  3. High time we rebuild, restore and restructure
    education. I believe we have a fabulous bunch of hard working educators who areI the ultimate resource to bring this needed change about. So happy to be part of the solution. I pray for all who are committed to maintain hope, energy and fortitude to make it happen. God bless.

  4. Does everybody in this country have amnesia? Don’t people remember from 2008 how Obama campaigned (progressive, liberal) and how he actually governed (conservative) once elected? He appointed an Ed Sec, Arne Duncan, who loves privatization and craps all over teachers and their unions.
    What indications does anyone have that Obama would be different in a second term? Especially since there would be nothing to hold over him, like a re-election?
    Repubs are obviously not a consideration for educators. I would urge people to vote third party, like Rocky Anderson of the Justice Party. You would not be wasting your vote. You only waste it if you support parties (like the Dems and Repubs) who do not support middle class interests. The Dems and Repubs are 2 sides of the same coin. There’s not a dime’s worth of difference between them. Both support the rich and corporations.

  5. I agree about rewarding teachers who do well and being able to let go of teachers who don’t do their job. What measures will be used to decide which teachers are doing well? It cannot and should not only be based on the state standardized tests. I teach first grade and we don’t give those tests.
    I think teachers who are not doing their jobs should be evaluated out, but that becomes a slippery slope. Who makes those decisions? Will there be a teaching rubric that we will follow or will it be Principal recommendation only?
    I support the President in many of his ideas on education, but I do not support merit pay. It only leads to cheating, pitting teachers against each other, and bad morale. There has to be a better alternative to that.

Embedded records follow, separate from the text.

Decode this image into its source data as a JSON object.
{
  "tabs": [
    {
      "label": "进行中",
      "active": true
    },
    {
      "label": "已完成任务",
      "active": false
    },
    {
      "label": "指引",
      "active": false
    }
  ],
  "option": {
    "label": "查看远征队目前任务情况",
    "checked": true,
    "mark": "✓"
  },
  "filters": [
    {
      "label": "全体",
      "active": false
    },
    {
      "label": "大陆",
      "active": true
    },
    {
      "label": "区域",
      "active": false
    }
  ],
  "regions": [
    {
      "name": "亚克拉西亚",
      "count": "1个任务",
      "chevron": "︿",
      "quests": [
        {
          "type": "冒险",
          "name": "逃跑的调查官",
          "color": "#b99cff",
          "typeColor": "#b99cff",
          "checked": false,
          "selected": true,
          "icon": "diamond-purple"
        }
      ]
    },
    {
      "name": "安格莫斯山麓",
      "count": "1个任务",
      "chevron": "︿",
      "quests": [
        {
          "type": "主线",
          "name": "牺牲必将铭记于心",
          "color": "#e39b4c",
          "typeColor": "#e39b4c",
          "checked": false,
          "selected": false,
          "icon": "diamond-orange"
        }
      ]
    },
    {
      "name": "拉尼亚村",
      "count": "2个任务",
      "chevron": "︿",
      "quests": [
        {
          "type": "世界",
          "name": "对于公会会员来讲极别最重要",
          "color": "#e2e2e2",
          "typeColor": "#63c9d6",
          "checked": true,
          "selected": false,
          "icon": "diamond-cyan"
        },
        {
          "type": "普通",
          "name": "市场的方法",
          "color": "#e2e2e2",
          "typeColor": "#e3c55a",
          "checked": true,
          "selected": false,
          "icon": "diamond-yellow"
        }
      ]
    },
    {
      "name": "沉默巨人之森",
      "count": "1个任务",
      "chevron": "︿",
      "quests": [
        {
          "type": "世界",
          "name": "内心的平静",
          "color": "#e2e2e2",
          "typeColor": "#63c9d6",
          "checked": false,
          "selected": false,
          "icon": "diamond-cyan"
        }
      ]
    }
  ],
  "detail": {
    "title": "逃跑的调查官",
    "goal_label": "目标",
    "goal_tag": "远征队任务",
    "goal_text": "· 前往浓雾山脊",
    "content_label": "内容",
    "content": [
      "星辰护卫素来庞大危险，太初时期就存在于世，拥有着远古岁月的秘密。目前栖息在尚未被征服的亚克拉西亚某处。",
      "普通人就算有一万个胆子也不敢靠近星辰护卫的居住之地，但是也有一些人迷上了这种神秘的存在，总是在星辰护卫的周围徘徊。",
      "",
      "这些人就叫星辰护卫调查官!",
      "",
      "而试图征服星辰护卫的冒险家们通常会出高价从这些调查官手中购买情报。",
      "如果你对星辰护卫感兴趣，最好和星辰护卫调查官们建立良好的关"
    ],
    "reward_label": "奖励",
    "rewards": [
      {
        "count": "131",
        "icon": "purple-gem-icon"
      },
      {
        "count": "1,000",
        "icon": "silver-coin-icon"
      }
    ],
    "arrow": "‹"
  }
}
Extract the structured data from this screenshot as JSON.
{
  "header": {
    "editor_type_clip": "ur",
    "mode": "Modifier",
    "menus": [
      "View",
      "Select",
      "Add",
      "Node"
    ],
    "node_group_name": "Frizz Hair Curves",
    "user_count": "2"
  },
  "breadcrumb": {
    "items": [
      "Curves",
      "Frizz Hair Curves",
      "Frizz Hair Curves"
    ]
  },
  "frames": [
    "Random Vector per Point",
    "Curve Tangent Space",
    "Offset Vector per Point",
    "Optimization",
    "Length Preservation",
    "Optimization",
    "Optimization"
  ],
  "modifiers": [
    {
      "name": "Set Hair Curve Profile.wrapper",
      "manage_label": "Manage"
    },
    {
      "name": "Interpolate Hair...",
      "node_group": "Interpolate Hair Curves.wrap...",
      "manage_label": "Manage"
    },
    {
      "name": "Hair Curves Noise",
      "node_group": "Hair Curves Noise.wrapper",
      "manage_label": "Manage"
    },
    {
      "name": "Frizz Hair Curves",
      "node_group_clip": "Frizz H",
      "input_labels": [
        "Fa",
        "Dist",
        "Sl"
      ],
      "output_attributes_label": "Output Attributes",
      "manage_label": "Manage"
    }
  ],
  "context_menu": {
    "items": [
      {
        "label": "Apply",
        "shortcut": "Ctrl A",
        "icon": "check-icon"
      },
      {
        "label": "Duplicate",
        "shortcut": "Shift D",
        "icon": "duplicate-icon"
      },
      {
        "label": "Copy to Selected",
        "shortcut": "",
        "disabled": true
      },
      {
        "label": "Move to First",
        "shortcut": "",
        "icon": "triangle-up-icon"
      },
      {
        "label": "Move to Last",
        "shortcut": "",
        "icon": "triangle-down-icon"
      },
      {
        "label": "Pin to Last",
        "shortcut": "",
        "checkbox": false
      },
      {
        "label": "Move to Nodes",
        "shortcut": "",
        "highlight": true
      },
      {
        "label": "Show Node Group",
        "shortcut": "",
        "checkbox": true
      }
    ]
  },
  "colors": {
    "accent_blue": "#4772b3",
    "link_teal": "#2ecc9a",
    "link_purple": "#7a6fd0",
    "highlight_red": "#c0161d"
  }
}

    1. Laura…please think about it a little further. What would happen to collective bargaining if we were to have “merit pay”? It is more important to consider that part of this puzzle. What about teachers who do not teach required classes? What if the Superintendent or Principal had a personality conflict with a good teacher?

      Why do we need this incentive? Look at Sarah Ferguson and her colleagues. Aren’t we all more like them? We don’t do this for the money for godsakes. We do our best for the children. Do you really believe we have a lot of “bad” teachers? What we really do have are a lot of BAD politicians who are being bought and paid for by people like the Koch Brothers and other special interest groups as well as corporations. Why don’t we put them on “merit” pay?

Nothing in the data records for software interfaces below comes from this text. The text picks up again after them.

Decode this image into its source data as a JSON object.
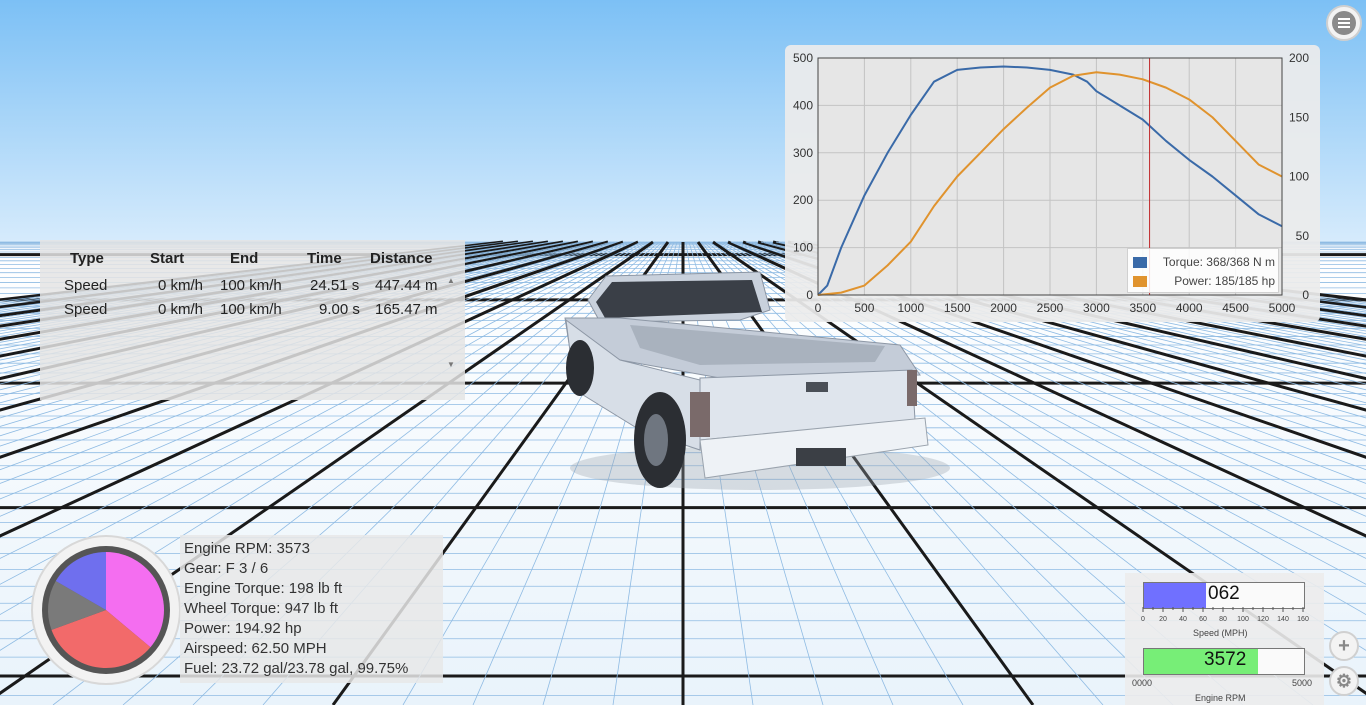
{
  "colors": {
    "sky_top": "#7cc0f5",
    "sky_bottom": "#cfe7fb",
    "ground": "#f2f8fd",
    "torque": "#3a6aa8",
    "power": "#e0932e",
    "speed_fill": "#7070ff",
    "rpm_fill": "#77ee77"
  },
  "menu": {
    "icon": "hamburger-menu-icon"
  },
  "torque_chart": {
    "chart_data": {
      "type": "line",
      "x_range": [
        0,
        5000
      ],
      "x_ticks": [
        "0",
        "500",
        "1000",
        "1500",
        "2000",
        "2500",
        "3000",
        "3500",
        "4000",
        "4500",
        "5000"
      ],
      "y_left_range": [
        0,
        500
      ],
      "y_left_ticks": [
        "0",
        "100",
        "200",
        "300",
        "400",
        "500"
      ],
      "y_right_range": [
        0,
        200
      ],
      "y_right_ticks": [
        "0",
        "50",
        "100",
        "150",
        "200"
      ],
      "grid": true,
      "marker_x": 3573,
      "legend_position": "bottom-right",
      "series": [
        {
          "name": "Torque: 368/368 N m",
          "axis": "left",
          "color": "#3a6aa8",
          "x": [
            0,
            100,
            250,
            500,
            750,
            1000,
            1250,
            1500,
            1750,
            2000,
            2250,
            2500,
            2750,
            2900,
            3000,
            3250,
            3500,
            3750,
            4000,
            4250,
            4500,
            4750,
            5000
          ],
          "y": [
            0,
            20,
            100,
            210,
            300,
            380,
            450,
            475,
            480,
            482,
            480,
            475,
            465,
            450,
            430,
            400,
            370,
            325,
            285,
            250,
            210,
            170,
            145
          ]
        },
        {
          "name": "Power: 185/185 hp",
          "axis": "right",
          "color": "#e0932e",
          "x": [
            0,
            250,
            500,
            750,
            1000,
            1250,
            1500,
            1750,
            2000,
            2250,
            2500,
            2750,
            3000,
            3250,
            3500,
            3750,
            4000,
            4250,
            4500,
            4750,
            5000
          ],
          "y": [
            0,
            2,
            8,
            25,
            45,
            75,
            100,
            120,
            140,
            158,
            175,
            185,
            188,
            186,
            182,
            175,
            165,
            150,
            130,
            110,
            100
          ]
        }
      ]
    }
  },
  "time_table": {
    "headers": [
      "Type",
      "Start",
      "End",
      "Time",
      "Distance"
    ],
    "rows": [
      [
        "Speed",
        "0 km/h",
        "100 km/h",
        "24.51 s",
        "447.44 m"
      ],
      [
        "Speed",
        "0 km/h",
        "100 km/h",
        "9.00 s",
        "165.47 m"
      ]
    ],
    "scroll_up_icon": "scroll-up-arrow-icon",
    "scroll_down_icon": "scroll-down-arrow-icon"
  },
  "engine_info": {
    "lines": [
      "Engine RPM: 3573",
      "Gear: F 3 / 6",
      "Engine Torque: 198 lb ft",
      "Wheel Torque: 947 lb ft",
      "Power: 194.92 hp",
      "Airspeed: 62.50 MPH",
      "Fuel: 23.72 gal/23.78 gal, 99.75%"
    ]
  },
  "gauge": {
    "slices": [
      {
        "color": "#f46ef0",
        "start": 0,
        "end": 130
      },
      {
        "color": "#f26a6a",
        "start": 130,
        "end": 250
      },
      {
        "color": "#7a7a7a",
        "start": 250,
        "end": 300
      },
      {
        "color": "#6f6fee",
        "start": 300,
        "end": 360
      }
    ]
  },
  "speedo": {
    "speed_value": "062",
    "speed_fraction": 0.3875,
    "speed_ticks": [
      "0",
      "20",
      "40",
      "60",
      "80",
      "100",
      "120",
      "140",
      "160"
    ],
    "speed_label": "Speed (MPH)",
    "rpm_value": "3572",
    "rpm_fraction": 0.7144,
    "rpm_min": "0000",
    "rpm_max": "5000",
    "rpm_label": "Engine RPM"
  },
  "side_buttons": {
    "add_icon": "plus-icon",
    "settings_icon": "gear-icon"
  }
}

  6. I was inspired by the passion of President Obama’s speech and wahat seemed to be bi-partisan support for much of his speech.

    I am concerned about two topics regarding education funding. During the speech, the President mentioned retaining and “rewarding” the best teachers. I sure do like the idea of being rewarded for high quality work and getting the best of the best from teachers. I am concerned the President is still conssidering merit pay as a viable option for rewading teachers. This is a morale buster for all staff. How do you measure the best?

    Also, how can we fund alternative schools at a higher level so these studentts can receive the same quality of education as other students?

Leave a Reply

Your email address will not be published. Required fields are marked *